[JURIST] The US Supreme Court [official website; JURIST news archive] handed down decisions in two cases Tuesday, including Rockwell International v. US ex rel. Stone [Duke Law case backgrounder] where the Court held that individuals must be able to show that they are the "original source" of information concerning the fraudulent use of federal funds in order bring suit against an organization on behalf of the federal government. Stone brought a qui tam lawsuit under the False Claims Act [text] against Rockwell for falsely representing compliance with federal environmental regulations. The lower courts ruled against Rockwell's motion to dismiss, holding that Stone was an "original source" due to his independent knowledge of both some of the violations and Rockwell's duty to comply with regulations. The Supreme Court vacated the Tenth Circuit's decision [text] in the case, holding that the whistle-blower attempting to bring suit must have "direct and independent knowledge" of all the allegations surrounding the suit, including those as amended in revised complaints. Stone did not have direct knowledge of the violations for which the jury found Rockwell culpable, and therefore he was not able to recover a portion of Rockwell's payment to the government as provided in the Act. Read the Court's opinion [text] per Justice Scalia and a dissent [text] from Justice Stevens. AP has more.
In Limtiaco v. Camacho [Duke Law case backgrounder], the Court held that "Guam's debt limitation must be calculated according to ... the assessed valuation" of property in Guam. The Organic Act of Guam [text] requires that public indebtedness be limited to 10 percent of the "aggregate tax valuation of the property on Guam" and there was a dispute over whether that should be calculated using the assessed valuation or appraised valuation of property.
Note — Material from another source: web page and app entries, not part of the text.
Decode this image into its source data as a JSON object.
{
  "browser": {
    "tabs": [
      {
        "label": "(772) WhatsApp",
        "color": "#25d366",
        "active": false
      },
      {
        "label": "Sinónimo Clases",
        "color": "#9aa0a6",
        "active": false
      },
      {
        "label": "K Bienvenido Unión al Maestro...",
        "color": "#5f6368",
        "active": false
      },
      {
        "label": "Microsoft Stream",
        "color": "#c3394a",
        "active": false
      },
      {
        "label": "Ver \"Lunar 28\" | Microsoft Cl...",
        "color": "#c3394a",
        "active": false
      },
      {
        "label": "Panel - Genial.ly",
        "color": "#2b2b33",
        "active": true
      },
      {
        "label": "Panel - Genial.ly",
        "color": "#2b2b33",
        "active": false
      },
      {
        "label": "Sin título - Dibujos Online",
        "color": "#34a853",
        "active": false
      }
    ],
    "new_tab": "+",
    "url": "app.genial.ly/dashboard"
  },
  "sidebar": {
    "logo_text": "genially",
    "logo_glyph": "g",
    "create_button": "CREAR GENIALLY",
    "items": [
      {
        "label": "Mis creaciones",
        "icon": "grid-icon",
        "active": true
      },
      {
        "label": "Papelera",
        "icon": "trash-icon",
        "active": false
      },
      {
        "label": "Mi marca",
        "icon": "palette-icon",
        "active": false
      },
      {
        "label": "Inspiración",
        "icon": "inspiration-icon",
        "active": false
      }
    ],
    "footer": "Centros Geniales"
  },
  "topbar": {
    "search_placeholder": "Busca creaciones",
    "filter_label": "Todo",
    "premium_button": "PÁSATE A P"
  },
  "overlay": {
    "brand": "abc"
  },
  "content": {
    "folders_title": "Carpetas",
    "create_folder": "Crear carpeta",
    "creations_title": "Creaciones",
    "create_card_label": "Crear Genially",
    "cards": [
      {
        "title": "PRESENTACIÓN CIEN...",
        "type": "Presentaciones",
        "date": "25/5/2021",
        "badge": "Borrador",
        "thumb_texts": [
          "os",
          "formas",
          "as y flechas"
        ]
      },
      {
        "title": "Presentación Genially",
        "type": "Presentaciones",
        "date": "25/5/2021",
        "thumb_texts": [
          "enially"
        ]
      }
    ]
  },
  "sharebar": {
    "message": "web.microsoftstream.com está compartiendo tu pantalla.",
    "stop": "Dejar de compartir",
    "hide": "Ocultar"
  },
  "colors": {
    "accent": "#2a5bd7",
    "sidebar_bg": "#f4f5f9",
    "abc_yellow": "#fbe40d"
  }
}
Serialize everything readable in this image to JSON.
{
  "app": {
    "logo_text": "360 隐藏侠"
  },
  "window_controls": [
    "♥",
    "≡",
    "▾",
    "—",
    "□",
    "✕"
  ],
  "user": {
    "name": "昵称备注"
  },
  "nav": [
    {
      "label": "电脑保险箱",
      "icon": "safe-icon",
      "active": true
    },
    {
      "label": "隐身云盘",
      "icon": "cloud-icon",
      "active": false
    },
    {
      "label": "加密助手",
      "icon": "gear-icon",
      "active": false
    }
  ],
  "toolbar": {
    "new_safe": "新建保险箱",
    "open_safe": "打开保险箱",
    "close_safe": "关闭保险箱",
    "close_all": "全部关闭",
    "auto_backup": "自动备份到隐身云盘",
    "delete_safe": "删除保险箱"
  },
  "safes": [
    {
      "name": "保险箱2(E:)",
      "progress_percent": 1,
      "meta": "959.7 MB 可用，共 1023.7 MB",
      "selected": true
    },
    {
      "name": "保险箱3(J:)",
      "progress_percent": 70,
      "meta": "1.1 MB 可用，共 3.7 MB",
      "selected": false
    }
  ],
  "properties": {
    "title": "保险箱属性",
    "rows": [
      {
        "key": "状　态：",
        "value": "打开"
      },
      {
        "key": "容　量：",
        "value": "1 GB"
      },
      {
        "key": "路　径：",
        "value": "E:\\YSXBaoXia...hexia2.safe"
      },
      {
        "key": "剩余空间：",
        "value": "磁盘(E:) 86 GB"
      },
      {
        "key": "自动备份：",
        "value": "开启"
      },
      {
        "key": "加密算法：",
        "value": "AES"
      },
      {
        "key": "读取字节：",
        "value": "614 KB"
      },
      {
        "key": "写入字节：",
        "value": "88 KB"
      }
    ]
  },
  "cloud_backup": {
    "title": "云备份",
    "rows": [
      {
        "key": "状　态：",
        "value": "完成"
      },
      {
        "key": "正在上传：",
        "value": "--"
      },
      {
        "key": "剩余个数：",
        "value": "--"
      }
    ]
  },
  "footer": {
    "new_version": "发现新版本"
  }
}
Read the Court's opinion [text] per Justice Thomas, along with a partial concurrence and dissent [text] per Justice Stevens.